Archive for June, 2009

June 18, 2009

The disruption is beginning…

Time Warner faces backlash on broadband caps: Time Warner Cable’s plans to cap broadband speeds and charge $150 a month for unlimited broadband downloads has caused quite a stir among consumers and politicians.cnet news

The BBC reports that subscribers to BT’s lowest-tier broadband plan should be getting speeds of 8 megabits per second, but that speed is being cut to as low as less than 1 megabyte per second between the hours of 5:00 p.m. and midnight (prime video watching time!)

A spat has emerged in recent days between BT (BT) and the BBC. The telecoms group broke cover this week to say it could no longer afford to subsidise the cost of sending huge media files from the online video on demand service as its network was suffering. A spokesman for BT said yesterday: “We can’t give these companies a free ride any more.” –

As we all know, carriage fees, subscription fees and advertisements are sources of revenue for all players in the broadcast delivery value chain. With online video, the mantra has so far been -no subscription fee only advertising revenue.
The traditional carriage fee no longer applies as the internet pipes are not built exclusively for video. Hence ISPs (who map to cable networks) will find it hard to charge a carriage fee from content owners (who map to broadcasters). The reverse carriage fee (fees that certain premium content owners charge to allow cable operators to carry their content) will also not be applicable.
There are 2 additional players in the online video scene, the CDN (content delivery networks) and the amateur and proteur (between amateur and professional) producers.

Content Delivery Networks are a system of computers networked together across the Internet that caches content closer to end users, to improve performance and scalability.
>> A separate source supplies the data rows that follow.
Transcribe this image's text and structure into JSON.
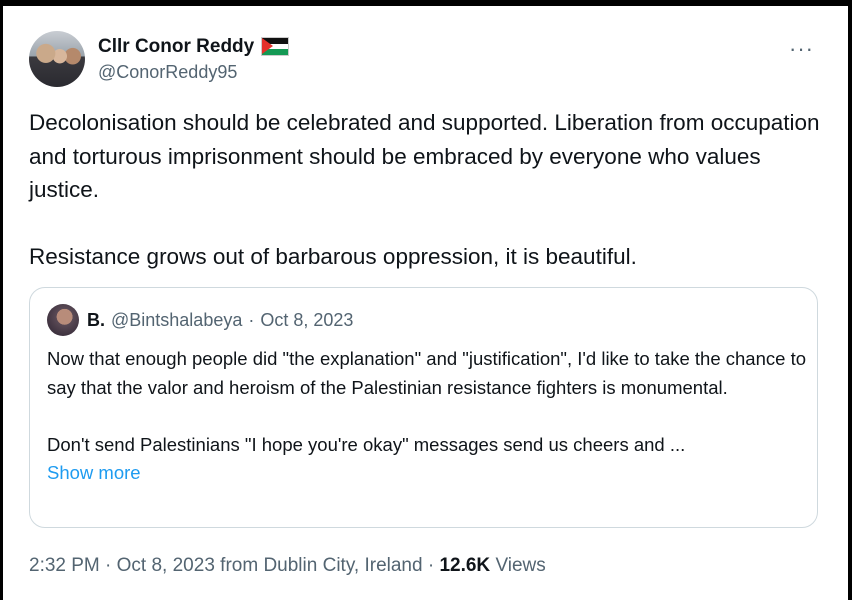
{
  "author": {
    "name": "Cllr Conor Reddy",
    "handle": "@ConorReddy95",
    "flag_icon": "palestine-flag-icon"
  },
  "more_icon": "more-horizontal-icon",
  "more_glyph": "···",
  "tweet": {
    "paragraphs": [
      "Decolonisation should be celebrated and supported. Liberation from occupation and torturous imprisonment should be embraced by everyone who values justice.",
      "Resistance grows out of barbarous oppression, it is beautiful."
    ]
  },
  "quoted": {
    "name": "B.",
    "handle": "@Bintshalabeya",
    "separator": "·",
    "date": "Oct 8, 2023",
    "paragraphs": [
      "Now that enough people did \"the explanation\" and \"justification\", I'd like to take the chance to say that the valor and heroism of the Palestinian resistance fighters is monumental.",
      "Don't send Palestinians \"I hope you're okay\" messages send us cheers and ..."
    ],
    "show_more": "Show more"
  },
  "footer": {
    "time": "2:32 PM",
    "sep1": "·",
    "date": "Oct 8, 2023",
    "location": "from Dublin City, Ireland",
    "sep2": "·",
    "views_count": "12.6K",
    "views_label": "Views"
  },
  "colors": {
    "text": "#0f1419",
    "secondary": "#536471",
    "link": "#1d9bf0",
    "border": "#cfd9de"
  }
}
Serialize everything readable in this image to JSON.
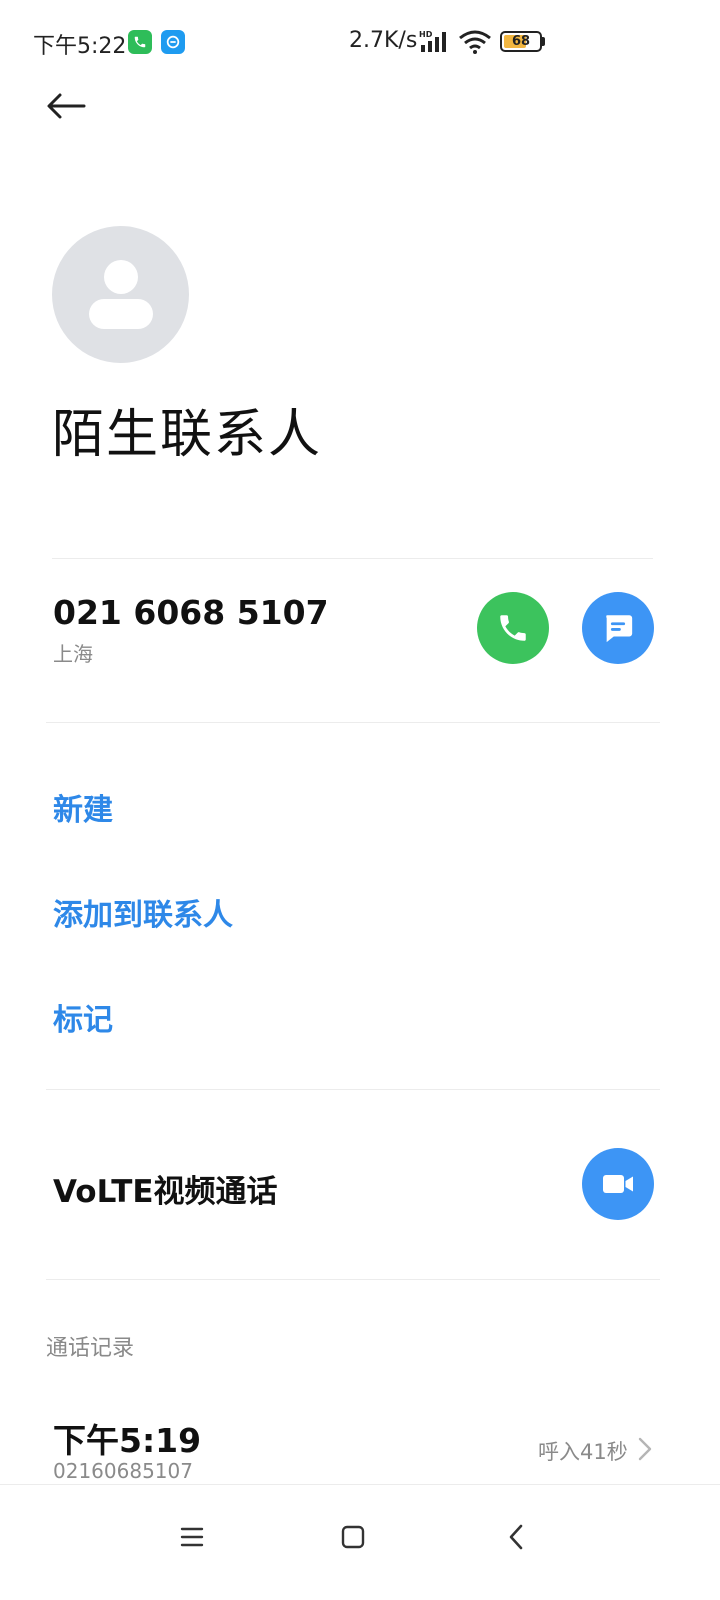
{
  "status_bar": {
    "time": "下午5:22",
    "net_speed": "2.7K/s",
    "battery": "68",
    "battery_level": 0.68
  },
  "contact": {
    "name": "陌生联系人",
    "phone": "021 6068 5107",
    "location": "上海"
  },
  "actions": {
    "new": "新建",
    "add_to_contacts": "添加到联系人",
    "mark": "标记"
  },
  "volte": {
    "label": "VoLTE视频通话"
  },
  "call_log": {
    "title": "通话记录",
    "entries": [
      {
        "time": "下午5:19",
        "number": "02160685107",
        "detail": "呼入41秒"
      }
    ]
  },
  "colors": {
    "accent": "#2e88e8",
    "call_green": "#3cc35d",
    "button_blue": "#3d95f5"
  },
  "icons": [
    "phone-icon",
    "e-app-icon",
    "signal-icon",
    "wifi-icon",
    "battery-icon",
    "back-arrow-icon",
    "avatar-icon",
    "phone-icon",
    "message-icon",
    "video-camera-icon",
    "chevron-right-icon",
    "menu-icon",
    "home-icon",
    "back-icon"
  ]
}
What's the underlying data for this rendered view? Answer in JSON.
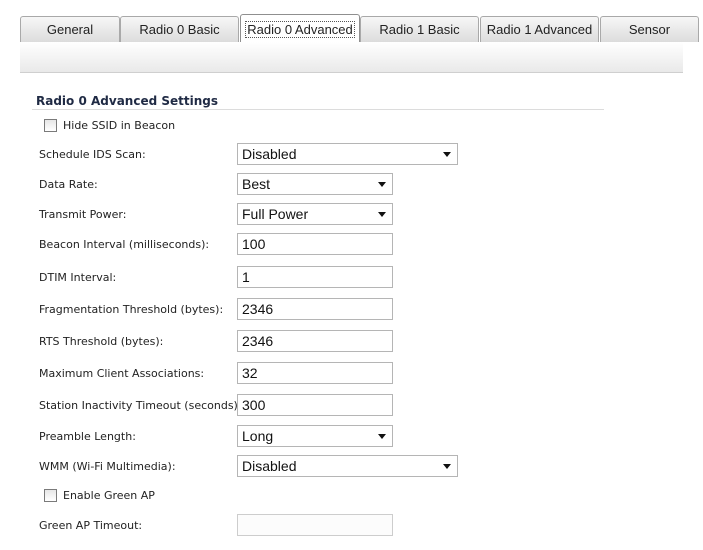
{
  "tabs": [
    {
      "label": "General"
    },
    {
      "label": "Radio 0 Basic"
    },
    {
      "label": "Radio 0 Advanced"
    },
    {
      "label": "Radio 1 Basic"
    },
    {
      "label": "Radio 1 Advanced"
    },
    {
      "label": "Sensor"
    }
  ],
  "active_tab": "Radio 0 Advanced",
  "section": {
    "title": "Radio 0 Advanced Settings"
  },
  "hide_ssid": {
    "label": "Hide SSID in Beacon",
    "checked": false
  },
  "schedule_ids": {
    "label": "Schedule IDS Scan:",
    "value": "Disabled"
  },
  "data_rate": {
    "label": "Data Rate:",
    "value": "Best"
  },
  "transmit_power": {
    "label": "Transmit Power:",
    "value": "Full Power"
  },
  "beacon_interval": {
    "label": "Beacon Interval (milliseconds):",
    "value": "100"
  },
  "dtim_interval": {
    "label": "DTIM Interval:",
    "value": "1"
  },
  "frag_threshold": {
    "label": "Fragmentation Threshold (bytes):",
    "value": "2346"
  },
  "rts_threshold": {
    "label": "RTS Threshold (bytes):",
    "value": "2346"
  },
  "max_clients": {
    "label": "Maximum Client Associations:",
    "value": "32"
  },
  "inactivity_timeout": {
    "label": "Station Inactivity Timeout (seconds):",
    "value": "300"
  },
  "preamble": {
    "label": "Preamble Length:",
    "value": "Long"
  },
  "wmm": {
    "label": "WMM (Wi-Fi Multimedia):",
    "value": "Disabled"
  },
  "green_ap": {
    "label": "Enable Green AP",
    "checked": false
  },
  "green_ap_timeout": {
    "label": "Green AP Timeout:",
    "value": ""
  }
}
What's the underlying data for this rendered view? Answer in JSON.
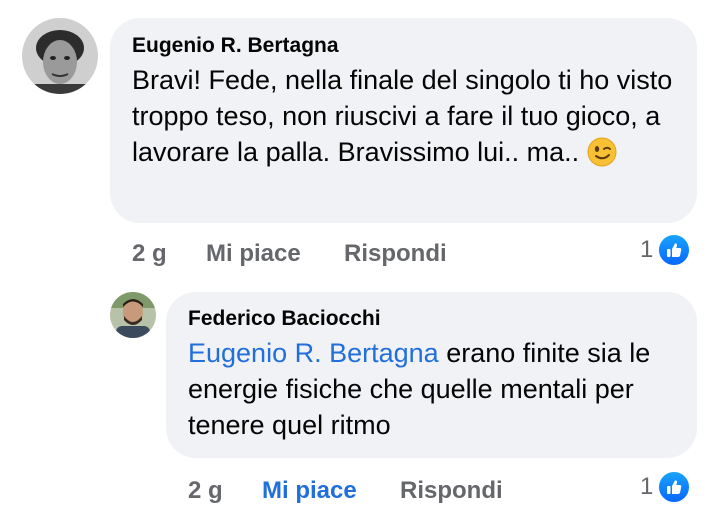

The CDNs charges the content owners to host content.

Today anyone with a camcorder and video editing tools on the PC can become a producer. The internet is used as a delivery platform

With content consumption, production and delivery becoming available to all, the role of the studios and networks are beginning to be questioned. While they are not going to go away in a hurry, it is an eventuality they are going to have to come to terms with. Studios and networks will have to find a way to adapt themselves to this new 2-way interactive, internet delivery and production.
Hulu, YouTube, revision3, etc. exemplify the transition. Hulu comes from the TV world, Epix from the movie studios, Youtube is the channel for user generated content, ,revision3 and are the channels that are creating content exclusively for the internet and Vevo comes from the music industry.

BT has been accused by BBC of throttling its iPlayer service and is looking to ask content owners to share the transit costs. This is probably one option for them to recover money as its going to be hard to charge the user. We have already seen the customer backlash from Time Warner trying to do the same.

There are few other options ISPs have to mitigate this problem. One way is to improve their peering relationships and use internet exchange points (IXPs). Another way is for ISPs to become CDNs or find a way of sharing revenue with CDNs. Yet another way is to use bit torrent like technologies to ease traffic and transit costs .  Maybe a combination of the the above will be the way to go….

What is clear however is that the balance of power is slowly shifting from the media companies to the consumer. Will this mean the beginning of the end of  TV as we know it?

It’s a very interesting time to be playing in this area….I am, as always, tuned in